Prompt: Which lines of the data hold the word "true"? Copy all of them.

Information supplied:
---
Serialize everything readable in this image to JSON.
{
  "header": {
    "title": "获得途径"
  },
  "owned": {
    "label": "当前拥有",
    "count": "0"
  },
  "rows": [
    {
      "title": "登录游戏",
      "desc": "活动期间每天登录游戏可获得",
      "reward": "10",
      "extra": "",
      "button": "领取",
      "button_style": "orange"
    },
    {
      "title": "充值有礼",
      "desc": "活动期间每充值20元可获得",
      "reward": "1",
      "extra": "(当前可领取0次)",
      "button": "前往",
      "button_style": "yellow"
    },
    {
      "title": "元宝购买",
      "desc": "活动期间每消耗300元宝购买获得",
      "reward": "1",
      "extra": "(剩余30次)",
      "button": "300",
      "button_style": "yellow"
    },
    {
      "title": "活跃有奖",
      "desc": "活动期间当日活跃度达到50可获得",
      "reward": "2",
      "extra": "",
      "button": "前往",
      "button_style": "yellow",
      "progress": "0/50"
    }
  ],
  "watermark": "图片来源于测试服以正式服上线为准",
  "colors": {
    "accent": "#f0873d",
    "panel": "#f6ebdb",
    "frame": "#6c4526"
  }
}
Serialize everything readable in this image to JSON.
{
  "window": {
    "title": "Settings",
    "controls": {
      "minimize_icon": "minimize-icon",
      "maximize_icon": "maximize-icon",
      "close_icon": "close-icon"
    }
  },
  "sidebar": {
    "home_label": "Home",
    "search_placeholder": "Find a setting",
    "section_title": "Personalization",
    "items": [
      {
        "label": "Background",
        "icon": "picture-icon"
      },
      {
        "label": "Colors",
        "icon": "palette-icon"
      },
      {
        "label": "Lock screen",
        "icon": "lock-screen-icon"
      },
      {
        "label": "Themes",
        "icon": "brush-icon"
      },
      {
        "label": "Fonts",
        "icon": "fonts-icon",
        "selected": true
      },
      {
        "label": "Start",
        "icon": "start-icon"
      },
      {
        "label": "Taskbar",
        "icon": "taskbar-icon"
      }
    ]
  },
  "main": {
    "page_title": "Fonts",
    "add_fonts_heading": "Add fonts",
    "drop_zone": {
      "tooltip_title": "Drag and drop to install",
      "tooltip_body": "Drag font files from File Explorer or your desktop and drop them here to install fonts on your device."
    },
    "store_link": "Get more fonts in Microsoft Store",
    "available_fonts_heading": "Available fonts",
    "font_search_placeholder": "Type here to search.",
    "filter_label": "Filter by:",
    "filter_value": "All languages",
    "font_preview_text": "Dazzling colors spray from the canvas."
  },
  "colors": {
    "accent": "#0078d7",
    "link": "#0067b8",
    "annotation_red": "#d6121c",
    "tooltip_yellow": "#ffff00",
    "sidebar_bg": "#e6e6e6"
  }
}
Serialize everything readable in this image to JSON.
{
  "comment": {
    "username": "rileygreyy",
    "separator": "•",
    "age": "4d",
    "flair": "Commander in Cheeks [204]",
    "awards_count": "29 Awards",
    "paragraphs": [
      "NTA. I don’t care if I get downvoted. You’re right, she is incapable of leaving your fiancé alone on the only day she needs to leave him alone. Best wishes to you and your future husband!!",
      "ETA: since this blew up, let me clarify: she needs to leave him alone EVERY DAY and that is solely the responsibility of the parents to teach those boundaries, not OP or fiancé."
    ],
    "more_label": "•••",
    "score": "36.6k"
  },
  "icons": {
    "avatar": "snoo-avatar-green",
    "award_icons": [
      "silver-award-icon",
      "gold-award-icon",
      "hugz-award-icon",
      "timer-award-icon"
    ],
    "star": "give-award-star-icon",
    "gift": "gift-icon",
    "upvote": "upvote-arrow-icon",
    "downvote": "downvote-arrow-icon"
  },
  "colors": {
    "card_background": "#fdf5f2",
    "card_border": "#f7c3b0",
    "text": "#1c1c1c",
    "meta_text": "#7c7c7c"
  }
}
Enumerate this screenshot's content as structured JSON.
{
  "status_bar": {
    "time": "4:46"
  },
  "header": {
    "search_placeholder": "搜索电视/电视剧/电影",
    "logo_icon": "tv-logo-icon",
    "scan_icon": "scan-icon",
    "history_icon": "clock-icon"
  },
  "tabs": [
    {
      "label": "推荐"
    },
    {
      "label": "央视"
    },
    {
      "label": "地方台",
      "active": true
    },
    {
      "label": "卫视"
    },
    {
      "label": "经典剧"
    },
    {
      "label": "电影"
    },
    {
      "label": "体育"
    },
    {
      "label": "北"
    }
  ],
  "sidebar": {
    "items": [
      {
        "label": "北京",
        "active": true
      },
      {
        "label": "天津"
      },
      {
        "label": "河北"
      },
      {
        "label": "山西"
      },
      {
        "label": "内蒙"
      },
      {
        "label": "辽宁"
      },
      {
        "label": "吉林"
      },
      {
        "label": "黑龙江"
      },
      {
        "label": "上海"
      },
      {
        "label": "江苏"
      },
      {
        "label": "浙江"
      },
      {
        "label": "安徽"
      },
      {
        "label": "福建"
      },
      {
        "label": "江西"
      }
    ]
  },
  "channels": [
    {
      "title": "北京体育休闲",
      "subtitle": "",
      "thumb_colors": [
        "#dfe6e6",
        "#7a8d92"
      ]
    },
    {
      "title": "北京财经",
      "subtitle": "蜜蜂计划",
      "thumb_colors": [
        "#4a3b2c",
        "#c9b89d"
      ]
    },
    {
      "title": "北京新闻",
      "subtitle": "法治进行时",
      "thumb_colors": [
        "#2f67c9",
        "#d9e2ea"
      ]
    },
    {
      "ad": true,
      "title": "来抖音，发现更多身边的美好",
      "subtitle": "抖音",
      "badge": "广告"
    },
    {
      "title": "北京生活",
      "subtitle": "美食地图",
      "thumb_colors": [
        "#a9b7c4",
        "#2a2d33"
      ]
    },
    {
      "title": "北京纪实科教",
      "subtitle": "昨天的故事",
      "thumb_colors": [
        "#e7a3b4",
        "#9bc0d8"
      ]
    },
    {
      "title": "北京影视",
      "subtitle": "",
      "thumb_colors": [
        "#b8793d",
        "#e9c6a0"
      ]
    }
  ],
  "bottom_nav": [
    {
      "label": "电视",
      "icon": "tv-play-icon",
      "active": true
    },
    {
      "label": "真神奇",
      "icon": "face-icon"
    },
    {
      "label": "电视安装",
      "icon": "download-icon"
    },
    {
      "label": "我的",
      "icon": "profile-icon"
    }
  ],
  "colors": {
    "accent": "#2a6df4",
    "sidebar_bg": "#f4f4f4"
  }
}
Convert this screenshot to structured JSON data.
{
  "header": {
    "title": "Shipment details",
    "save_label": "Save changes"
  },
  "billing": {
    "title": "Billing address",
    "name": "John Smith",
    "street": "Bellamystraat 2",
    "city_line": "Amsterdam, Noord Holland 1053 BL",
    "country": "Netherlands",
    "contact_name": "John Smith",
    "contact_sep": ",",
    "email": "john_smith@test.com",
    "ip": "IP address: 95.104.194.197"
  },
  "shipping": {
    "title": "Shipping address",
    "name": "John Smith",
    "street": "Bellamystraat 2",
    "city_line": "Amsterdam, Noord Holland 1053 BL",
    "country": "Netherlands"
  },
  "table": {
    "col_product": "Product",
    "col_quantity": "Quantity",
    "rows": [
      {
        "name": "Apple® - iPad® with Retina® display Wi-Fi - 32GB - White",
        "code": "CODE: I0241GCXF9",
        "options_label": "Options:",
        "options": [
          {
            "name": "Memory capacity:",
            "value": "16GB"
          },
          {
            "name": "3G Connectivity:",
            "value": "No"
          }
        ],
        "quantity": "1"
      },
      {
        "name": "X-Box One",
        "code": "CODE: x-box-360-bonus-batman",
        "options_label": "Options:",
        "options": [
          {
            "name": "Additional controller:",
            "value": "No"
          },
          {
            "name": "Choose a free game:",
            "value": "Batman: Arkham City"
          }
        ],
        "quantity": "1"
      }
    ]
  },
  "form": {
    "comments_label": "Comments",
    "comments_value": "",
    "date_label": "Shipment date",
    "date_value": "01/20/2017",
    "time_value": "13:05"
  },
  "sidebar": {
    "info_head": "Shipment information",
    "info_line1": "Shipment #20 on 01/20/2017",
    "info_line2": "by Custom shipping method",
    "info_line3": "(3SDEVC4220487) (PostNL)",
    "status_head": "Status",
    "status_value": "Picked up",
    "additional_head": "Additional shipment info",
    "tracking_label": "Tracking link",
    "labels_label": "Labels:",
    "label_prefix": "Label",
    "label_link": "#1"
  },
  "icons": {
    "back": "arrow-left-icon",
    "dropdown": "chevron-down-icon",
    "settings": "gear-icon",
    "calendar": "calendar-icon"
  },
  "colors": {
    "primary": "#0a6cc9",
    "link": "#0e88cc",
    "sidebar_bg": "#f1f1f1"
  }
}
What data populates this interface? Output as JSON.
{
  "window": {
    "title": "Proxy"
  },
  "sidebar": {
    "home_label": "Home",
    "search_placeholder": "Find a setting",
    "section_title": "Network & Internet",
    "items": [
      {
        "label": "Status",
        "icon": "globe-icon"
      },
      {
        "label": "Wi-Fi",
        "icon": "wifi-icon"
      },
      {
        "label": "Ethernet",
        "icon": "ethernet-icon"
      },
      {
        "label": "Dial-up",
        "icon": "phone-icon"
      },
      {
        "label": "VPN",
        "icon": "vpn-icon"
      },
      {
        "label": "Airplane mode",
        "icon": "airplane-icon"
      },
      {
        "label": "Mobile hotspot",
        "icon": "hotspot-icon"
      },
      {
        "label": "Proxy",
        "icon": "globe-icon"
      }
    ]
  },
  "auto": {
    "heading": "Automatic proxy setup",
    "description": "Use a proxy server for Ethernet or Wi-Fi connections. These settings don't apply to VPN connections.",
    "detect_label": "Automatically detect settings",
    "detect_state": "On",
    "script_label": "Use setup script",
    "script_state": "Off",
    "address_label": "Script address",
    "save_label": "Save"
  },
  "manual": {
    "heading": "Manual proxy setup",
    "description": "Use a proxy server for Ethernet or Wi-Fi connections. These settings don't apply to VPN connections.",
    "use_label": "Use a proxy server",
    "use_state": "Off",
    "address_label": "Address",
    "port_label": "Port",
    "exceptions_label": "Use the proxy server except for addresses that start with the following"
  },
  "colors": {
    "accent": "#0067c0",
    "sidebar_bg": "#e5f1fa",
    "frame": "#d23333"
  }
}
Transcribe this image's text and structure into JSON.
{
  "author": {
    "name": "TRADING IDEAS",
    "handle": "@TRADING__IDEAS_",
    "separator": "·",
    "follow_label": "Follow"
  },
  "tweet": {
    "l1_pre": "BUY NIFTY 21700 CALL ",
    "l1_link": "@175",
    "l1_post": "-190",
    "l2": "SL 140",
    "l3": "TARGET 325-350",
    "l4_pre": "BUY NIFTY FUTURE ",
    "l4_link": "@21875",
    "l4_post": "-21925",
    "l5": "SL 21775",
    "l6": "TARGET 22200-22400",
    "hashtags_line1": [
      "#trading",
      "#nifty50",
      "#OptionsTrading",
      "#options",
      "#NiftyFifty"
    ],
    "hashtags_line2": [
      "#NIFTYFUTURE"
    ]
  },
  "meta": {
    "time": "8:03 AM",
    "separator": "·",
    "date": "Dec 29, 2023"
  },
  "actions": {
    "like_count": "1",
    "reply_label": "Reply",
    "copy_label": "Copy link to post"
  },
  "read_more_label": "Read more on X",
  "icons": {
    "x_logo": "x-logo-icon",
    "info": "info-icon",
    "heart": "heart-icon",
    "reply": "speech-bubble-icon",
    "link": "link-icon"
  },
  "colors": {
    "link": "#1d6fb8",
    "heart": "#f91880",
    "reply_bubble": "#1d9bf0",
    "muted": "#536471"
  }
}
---
Response to the exercise:
        "selected": true
      "active": true
        "active": true
      "ad": true,
      "active": true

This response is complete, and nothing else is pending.